◆ EXERCISE PROMPT: Pictures should be omitted from your copy. Everything else in the entries below must be restated word for word.

►

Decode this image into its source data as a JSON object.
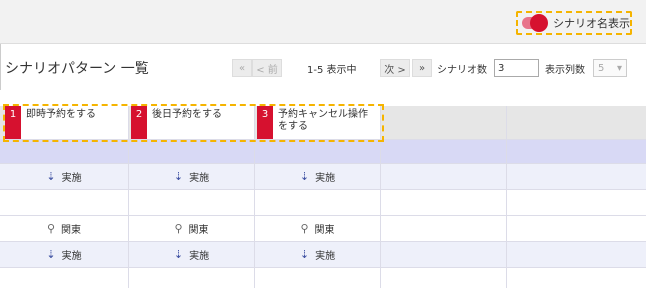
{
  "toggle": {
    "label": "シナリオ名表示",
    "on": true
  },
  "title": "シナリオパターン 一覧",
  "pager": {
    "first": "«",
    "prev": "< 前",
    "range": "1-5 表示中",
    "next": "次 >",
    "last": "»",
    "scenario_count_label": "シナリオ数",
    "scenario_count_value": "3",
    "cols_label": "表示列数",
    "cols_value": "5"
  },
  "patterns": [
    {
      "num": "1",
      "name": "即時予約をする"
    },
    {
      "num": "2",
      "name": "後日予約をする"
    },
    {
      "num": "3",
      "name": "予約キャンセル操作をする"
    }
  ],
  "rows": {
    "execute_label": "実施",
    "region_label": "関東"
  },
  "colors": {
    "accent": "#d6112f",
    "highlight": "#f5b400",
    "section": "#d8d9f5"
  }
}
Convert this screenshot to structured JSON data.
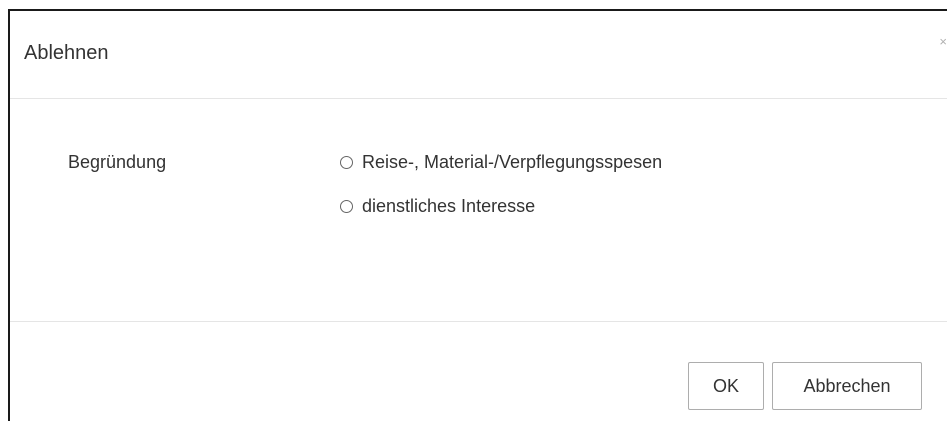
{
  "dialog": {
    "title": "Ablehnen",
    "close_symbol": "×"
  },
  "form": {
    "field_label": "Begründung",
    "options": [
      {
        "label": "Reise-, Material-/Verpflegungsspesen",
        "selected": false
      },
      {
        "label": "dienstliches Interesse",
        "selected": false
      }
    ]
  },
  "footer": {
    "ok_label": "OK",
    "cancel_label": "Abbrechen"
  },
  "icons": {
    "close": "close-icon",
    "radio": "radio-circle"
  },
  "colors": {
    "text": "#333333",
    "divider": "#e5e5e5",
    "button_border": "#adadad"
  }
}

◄

◆ WRITTEN RESPONSE:
Decode this image into its source data as a JSON object.
{
  "toggle": {
    "label": "シナリオ名表示",
    "on": true
  },
  "title": "シナリオパターン 一覧",
  "pager": {
    "first": "«",
    "prev": "< 前",
    "range": "1-5 表示中",
    "next": "次 >",
    "last": "»",
    "scenario_count_label": "シナリオ数",
    "scenario_count_value": "3",
    "cols_label": "表示列数",
    "cols_value": "5"
  },
  "patterns": [
    {
      "num": "1",
      "name": "即時予約をする"
    },
    {
      "num": "2",
      "name": "後日予約をする"
    },
    {
      "num": "3",
      "name": "予約キャンセル操作をする"
    }
  ],
  "rows": {
    "execute_label": "実施",
    "region_label": "関東"
  },
  "colors": {
    "accent": "#d6112f",
    "highlight": "#f5b400",
    "section": "#d8d9f5"
  }
}
Convert this screenshot to structured JSON data.
{
  "dialog": {
    "title": "Ablehnen",
    "close_symbol": "×"
  },
  "form": {
    "field_label": "Begründung",
    "options": [
      {
        "label": "Reise-, Material-/Verpflegungsspesen",
        "selected": false
      },
      {
        "label": "dienstliches Interesse",
        "selected": false
      }
    ]
  },
  "footer": {
    "ok_label": "OK",
    "cancel_label": "Abbrechen"
  },
  "icons": {
    "close": "close-icon",
    "radio": "radio-circle"
  },
  "colors": {
    "text": "#333333",
    "divider": "#e5e5e5",
    "button_border": "#adadad"
  }
}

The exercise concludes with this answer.